▶ Data extracts

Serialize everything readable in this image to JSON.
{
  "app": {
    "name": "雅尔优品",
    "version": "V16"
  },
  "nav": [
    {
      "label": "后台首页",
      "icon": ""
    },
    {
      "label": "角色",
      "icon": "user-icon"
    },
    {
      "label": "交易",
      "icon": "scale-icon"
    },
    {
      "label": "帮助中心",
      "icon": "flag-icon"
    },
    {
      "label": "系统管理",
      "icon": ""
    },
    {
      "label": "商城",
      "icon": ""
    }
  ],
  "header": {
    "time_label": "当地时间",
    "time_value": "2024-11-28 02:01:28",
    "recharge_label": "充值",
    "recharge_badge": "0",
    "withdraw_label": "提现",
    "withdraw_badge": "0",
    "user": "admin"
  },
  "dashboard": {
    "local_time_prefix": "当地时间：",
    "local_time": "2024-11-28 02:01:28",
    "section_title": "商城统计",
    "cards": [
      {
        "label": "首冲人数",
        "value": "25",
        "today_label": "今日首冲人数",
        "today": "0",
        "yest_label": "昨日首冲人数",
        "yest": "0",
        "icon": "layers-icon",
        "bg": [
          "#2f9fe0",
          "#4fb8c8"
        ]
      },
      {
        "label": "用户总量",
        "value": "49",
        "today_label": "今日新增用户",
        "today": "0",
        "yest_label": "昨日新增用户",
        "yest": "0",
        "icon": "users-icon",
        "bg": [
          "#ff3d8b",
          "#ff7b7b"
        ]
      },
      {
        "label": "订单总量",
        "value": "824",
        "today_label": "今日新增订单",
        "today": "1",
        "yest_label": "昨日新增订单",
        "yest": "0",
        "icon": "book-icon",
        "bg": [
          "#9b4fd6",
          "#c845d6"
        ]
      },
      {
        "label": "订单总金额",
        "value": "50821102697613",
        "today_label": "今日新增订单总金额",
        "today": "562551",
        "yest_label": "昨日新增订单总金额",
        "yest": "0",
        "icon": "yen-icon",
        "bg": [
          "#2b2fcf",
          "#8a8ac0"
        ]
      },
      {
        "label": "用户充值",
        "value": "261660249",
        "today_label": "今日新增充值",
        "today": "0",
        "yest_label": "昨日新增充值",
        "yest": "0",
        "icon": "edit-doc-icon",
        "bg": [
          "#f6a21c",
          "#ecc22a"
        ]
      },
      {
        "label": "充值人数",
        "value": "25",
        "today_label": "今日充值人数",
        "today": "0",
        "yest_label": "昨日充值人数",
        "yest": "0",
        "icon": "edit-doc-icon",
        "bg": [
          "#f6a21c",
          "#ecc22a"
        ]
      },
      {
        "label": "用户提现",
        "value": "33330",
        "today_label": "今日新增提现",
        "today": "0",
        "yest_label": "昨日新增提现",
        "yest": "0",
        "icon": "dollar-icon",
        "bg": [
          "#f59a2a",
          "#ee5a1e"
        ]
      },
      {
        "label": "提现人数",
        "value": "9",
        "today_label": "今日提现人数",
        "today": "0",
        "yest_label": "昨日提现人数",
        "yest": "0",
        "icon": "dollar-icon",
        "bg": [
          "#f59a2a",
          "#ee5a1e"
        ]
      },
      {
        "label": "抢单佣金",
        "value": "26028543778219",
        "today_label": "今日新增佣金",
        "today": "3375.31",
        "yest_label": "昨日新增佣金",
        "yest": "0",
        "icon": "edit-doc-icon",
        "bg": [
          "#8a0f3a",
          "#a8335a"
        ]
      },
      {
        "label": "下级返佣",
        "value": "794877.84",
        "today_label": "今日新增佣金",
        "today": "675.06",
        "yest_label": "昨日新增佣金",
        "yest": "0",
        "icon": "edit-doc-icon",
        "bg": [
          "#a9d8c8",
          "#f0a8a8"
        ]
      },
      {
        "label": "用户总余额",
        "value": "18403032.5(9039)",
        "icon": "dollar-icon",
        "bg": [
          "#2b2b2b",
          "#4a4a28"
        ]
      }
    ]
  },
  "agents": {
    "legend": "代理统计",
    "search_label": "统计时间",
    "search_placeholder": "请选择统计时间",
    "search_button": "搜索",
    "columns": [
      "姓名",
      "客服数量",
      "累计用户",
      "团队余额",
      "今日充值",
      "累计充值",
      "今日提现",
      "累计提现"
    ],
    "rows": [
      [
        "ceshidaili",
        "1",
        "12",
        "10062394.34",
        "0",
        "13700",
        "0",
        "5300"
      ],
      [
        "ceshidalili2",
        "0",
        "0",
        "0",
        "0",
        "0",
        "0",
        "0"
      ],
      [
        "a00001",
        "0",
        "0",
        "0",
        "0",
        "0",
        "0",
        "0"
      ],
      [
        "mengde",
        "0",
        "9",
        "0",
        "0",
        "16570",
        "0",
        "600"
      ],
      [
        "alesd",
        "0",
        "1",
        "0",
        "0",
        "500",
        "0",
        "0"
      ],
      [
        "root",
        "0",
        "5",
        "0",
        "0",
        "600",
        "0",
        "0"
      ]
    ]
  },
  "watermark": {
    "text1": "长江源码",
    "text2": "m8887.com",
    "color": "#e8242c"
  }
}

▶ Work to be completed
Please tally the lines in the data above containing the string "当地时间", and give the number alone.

▶ Worked solution
2